▶ **TASK GOAL**
Word for word, repeat the entries, minus the pictures.
Segment Open
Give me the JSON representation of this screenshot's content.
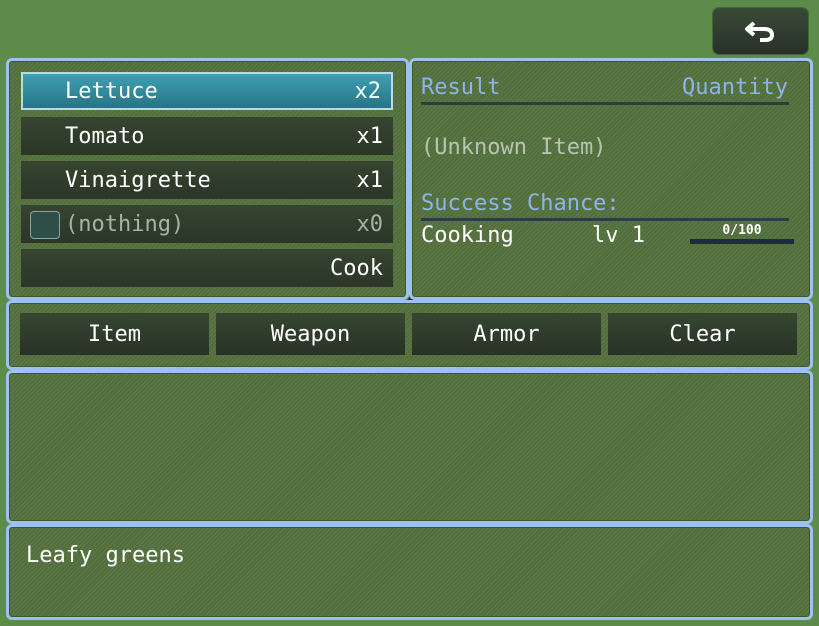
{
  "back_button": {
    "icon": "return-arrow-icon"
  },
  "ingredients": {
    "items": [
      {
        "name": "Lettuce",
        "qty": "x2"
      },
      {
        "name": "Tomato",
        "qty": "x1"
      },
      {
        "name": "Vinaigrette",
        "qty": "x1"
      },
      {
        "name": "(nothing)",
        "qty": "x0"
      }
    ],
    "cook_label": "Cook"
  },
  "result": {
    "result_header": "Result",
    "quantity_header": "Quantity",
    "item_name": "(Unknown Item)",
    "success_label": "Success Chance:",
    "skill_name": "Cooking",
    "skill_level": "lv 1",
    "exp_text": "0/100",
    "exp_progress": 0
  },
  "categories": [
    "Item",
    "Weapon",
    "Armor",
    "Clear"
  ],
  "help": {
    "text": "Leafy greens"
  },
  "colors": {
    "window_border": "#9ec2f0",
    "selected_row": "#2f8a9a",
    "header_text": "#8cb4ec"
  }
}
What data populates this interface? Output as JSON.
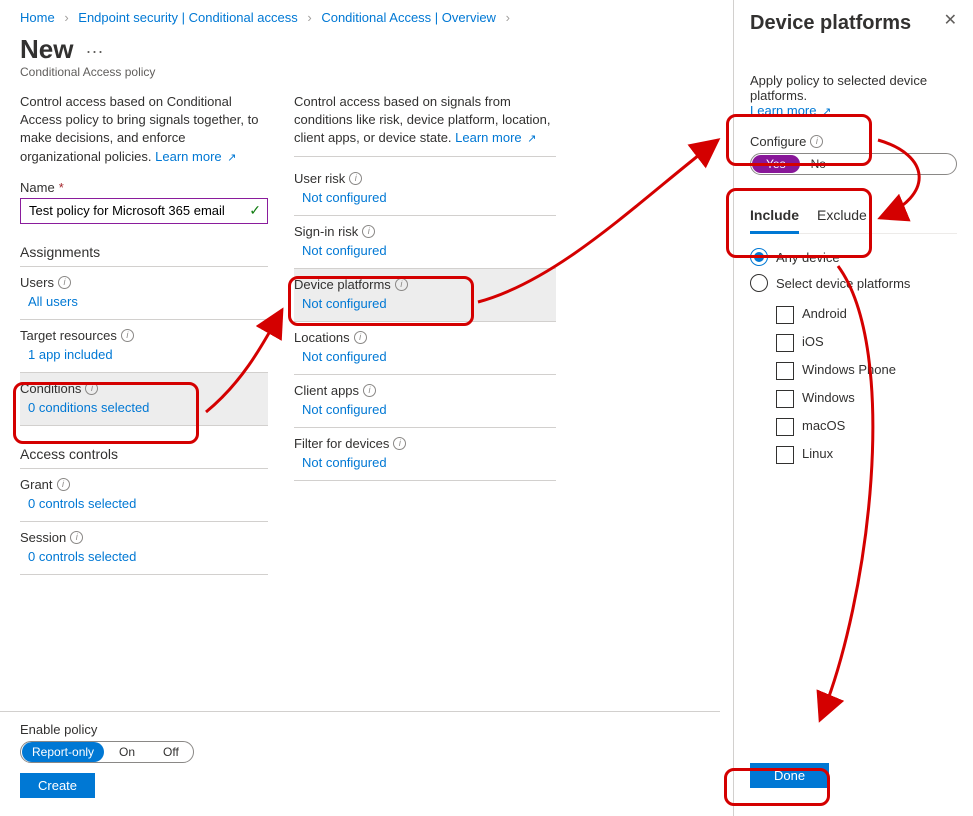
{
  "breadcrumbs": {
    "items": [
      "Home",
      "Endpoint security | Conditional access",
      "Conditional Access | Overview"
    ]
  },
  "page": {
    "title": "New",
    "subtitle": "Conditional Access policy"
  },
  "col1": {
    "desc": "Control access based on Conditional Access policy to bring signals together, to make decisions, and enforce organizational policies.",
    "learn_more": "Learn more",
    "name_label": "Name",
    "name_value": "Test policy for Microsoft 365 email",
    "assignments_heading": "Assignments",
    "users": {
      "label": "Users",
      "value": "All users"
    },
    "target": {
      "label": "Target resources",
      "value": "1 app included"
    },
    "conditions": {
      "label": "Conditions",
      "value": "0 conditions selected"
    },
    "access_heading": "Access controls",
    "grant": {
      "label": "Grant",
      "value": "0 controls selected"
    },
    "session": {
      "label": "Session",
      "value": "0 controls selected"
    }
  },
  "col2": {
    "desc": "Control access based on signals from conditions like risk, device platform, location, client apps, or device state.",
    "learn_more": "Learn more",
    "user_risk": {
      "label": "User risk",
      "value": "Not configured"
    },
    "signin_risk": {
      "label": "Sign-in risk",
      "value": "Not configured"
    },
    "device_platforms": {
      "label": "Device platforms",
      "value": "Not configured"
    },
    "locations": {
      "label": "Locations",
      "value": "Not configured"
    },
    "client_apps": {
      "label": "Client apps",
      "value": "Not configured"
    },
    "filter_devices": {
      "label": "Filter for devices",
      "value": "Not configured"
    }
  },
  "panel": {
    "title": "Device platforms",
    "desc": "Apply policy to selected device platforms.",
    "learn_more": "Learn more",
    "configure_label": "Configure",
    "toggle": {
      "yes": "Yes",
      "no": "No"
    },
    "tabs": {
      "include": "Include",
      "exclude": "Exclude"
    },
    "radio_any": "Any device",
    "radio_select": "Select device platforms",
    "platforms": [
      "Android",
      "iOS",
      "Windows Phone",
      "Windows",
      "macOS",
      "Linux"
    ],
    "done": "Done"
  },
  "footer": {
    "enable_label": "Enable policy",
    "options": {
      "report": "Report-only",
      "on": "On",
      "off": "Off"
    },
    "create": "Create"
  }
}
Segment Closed
▶ **RESULT BELOW**
Give me the JSON representation of this screenshot's content.
{
  "back_button": {
    "icon": "return-arrow-icon"
  },
  "ingredients": {
    "items": [
      {
        "name": "Lettuce",
        "qty": "x2"
      },
      {
        "name": "Tomato",
        "qty": "x1"
      },
      {
        "name": "Vinaigrette",
        "qty": "x1"
      },
      {
        "name": "(nothing)",
        "qty": "x0"
      }
    ],
    "cook_label": "Cook"
  },
  "result": {
    "result_header": "Result",
    "quantity_header": "Quantity",
    "item_name": "(Unknown Item)",
    "success_label": "Success Chance:",
    "skill_name": "Cooking",
    "skill_level": "lv 1",
    "exp_text": "0/100",
    "exp_progress": 0
  },
  "categories": [
    "Item",
    "Weapon",
    "Armor",
    "Clear"
  ],
  "help": {
    "text": "Leafy greens"
  },
  "colors": {
    "window_border": "#9ec2f0",
    "selected_row": "#2f8a9a",
    "header_text": "#8cb4ec"
  }
}
What data populates this interface? Output as JSON.
{
  "breadcrumbs": {
    "items": [
      "Home",
      "Endpoint security | Conditional access",
      "Conditional Access | Overview"
    ]
  },
  "page": {
    "title": "New",
    "subtitle": "Conditional Access policy"
  },
  "col1": {
    "desc": "Control access based on Conditional Access policy to bring signals together, to make decisions, and enforce organizational policies.",
    "learn_more": "Learn more",
    "name_label": "Name",
    "name_value": "Test policy for Microsoft 365 email",
    "assignments_heading": "Assignments",
    "users": {
      "label": "Users",
      "value": "All users"
    },
    "target": {
      "label": "Target resources",
      "value": "1 app included"
    },
    "conditions": {
      "label": "Conditions",
      "value": "0 conditions selected"
    },
    "access_heading": "Access controls",
    "grant": {
      "label": "Grant",
      "value": "0 controls selected"
    },
    "session": {
      "label": "Session",
      "value": "0 controls selected"
    }
  },
  "col2": {
    "desc": "Control access based on signals from conditions like risk, device platform, location, client apps, or device state.",
    "learn_more": "Learn more",
    "user_risk": {
      "label": "User risk",
      "value": "Not configured"
    },
    "signin_risk": {
      "label": "Sign-in risk",
      "value": "Not configured"
    },
    "device_platforms": {
      "label": "Device platforms",
      "value": "Not configured"
    },
    "locations": {
      "label": "Locations",
      "value": "Not configured"
    },
    "client_apps": {
      "label": "Client apps",
      "value": "Not configured"
    },
    "filter_devices": {
      "label": "Filter for devices",
      "value": "Not configured"
    }
  },
  "panel": {
    "title": "Device platforms",
    "desc": "Apply policy to selected device platforms.",
    "learn_more": "Learn more",
    "configure_label": "Configure",
    "toggle": {
      "yes": "Yes",
      "no": "No"
    },
    "tabs": {
      "include": "Include",
      "exclude": "Exclude"
    },
    "radio_any": "Any device",
    "radio_select": "Select device platforms",
    "platforms": [
      "Android",
      "iOS",
      "Windows Phone",
      "Windows",
      "macOS",
      "Linux"
    ],
    "done": "Done"
  },
  "footer": {
    "enable_label": "Enable policy",
    "options": {
      "report": "Report-only",
      "on": "On",
      "off": "Off"
    },
    "create": "Create"
  }
}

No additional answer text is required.